ACTIVITY >> Only the pictures are to be left out, and the rest of the entries should be reproduced exactly.

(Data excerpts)
== Segment start ==

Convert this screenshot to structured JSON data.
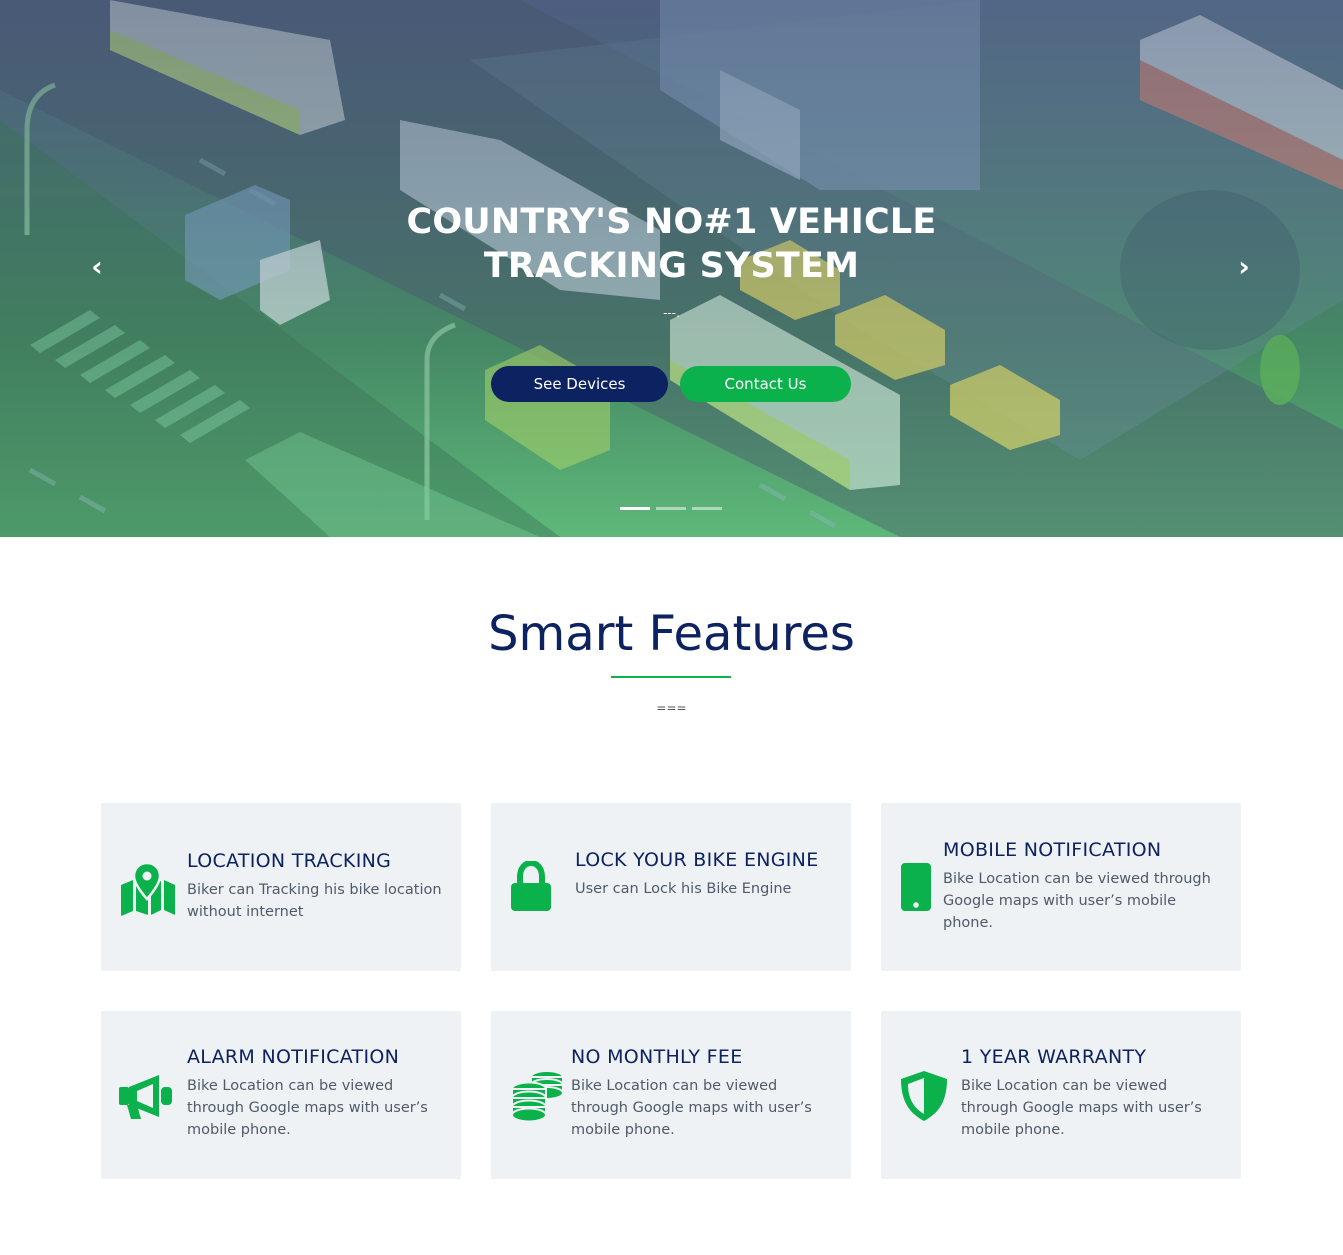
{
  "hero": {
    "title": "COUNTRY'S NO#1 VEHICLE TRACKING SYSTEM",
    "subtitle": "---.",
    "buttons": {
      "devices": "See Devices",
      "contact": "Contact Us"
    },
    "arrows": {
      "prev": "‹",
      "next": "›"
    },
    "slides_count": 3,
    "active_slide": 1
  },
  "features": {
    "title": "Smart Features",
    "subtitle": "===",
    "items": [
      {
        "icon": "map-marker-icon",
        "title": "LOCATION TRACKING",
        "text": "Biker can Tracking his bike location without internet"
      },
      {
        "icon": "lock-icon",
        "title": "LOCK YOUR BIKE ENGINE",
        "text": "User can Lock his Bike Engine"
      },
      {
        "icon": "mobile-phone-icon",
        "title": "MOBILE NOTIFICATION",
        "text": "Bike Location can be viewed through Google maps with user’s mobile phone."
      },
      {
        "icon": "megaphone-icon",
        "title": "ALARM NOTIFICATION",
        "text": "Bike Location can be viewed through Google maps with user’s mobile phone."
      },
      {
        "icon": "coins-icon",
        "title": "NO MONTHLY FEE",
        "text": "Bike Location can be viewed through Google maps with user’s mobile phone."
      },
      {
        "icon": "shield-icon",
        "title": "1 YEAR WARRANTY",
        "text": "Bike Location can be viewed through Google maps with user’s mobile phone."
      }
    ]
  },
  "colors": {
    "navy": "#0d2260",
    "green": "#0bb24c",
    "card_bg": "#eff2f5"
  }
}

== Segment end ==

ANSWER TO THIS PROBLEM >>
Convert this screenshot to structured JSON data.
{
  "hero": {
    "title": "COUNTRY'S NO#1 VEHICLE TRACKING SYSTEM",
    "subtitle": "---.",
    "buttons": {
      "devices": "See Devices",
      "contact": "Contact Us"
    },
    "arrows": {
      "prev": "‹",
      "next": "›"
    },
    "slides_count": 3,
    "active_slide": 1
  },
  "features": {
    "title": "Smart Features",
    "subtitle": "===",
    "items": [
      {
        "icon": "map-marker-icon",
        "title": "LOCATION TRACKING",
        "text": "Biker can Tracking his bike location without internet"
      },
      {
        "icon": "lock-icon",
        "title": "LOCK YOUR BIKE ENGINE",
        "text": "User can Lock his Bike Engine"
      },
      {
        "icon": "mobile-phone-icon",
        "title": "MOBILE NOTIFICATION",
        "text": "Bike Location can be viewed through Google maps with user’s mobile phone."
      },
      {
        "icon": "megaphone-icon",
        "title": "ALARM NOTIFICATION",
        "text": "Bike Location can be viewed through Google maps with user’s mobile phone."
      },
      {
        "icon": "coins-icon",
        "title": "NO MONTHLY FEE",
        "text": "Bike Location can be viewed through Google maps with user’s mobile phone."
      },
      {
        "icon": "shield-icon",
        "title": "1 YEAR WARRANTY",
        "text": "Bike Location can be viewed through Google maps with user’s mobile phone."
      }
    ]
  },
  "colors": {
    "navy": "#0d2260",
    "green": "#0bb24c",
    "card_bg": "#eff2f5"
  }
}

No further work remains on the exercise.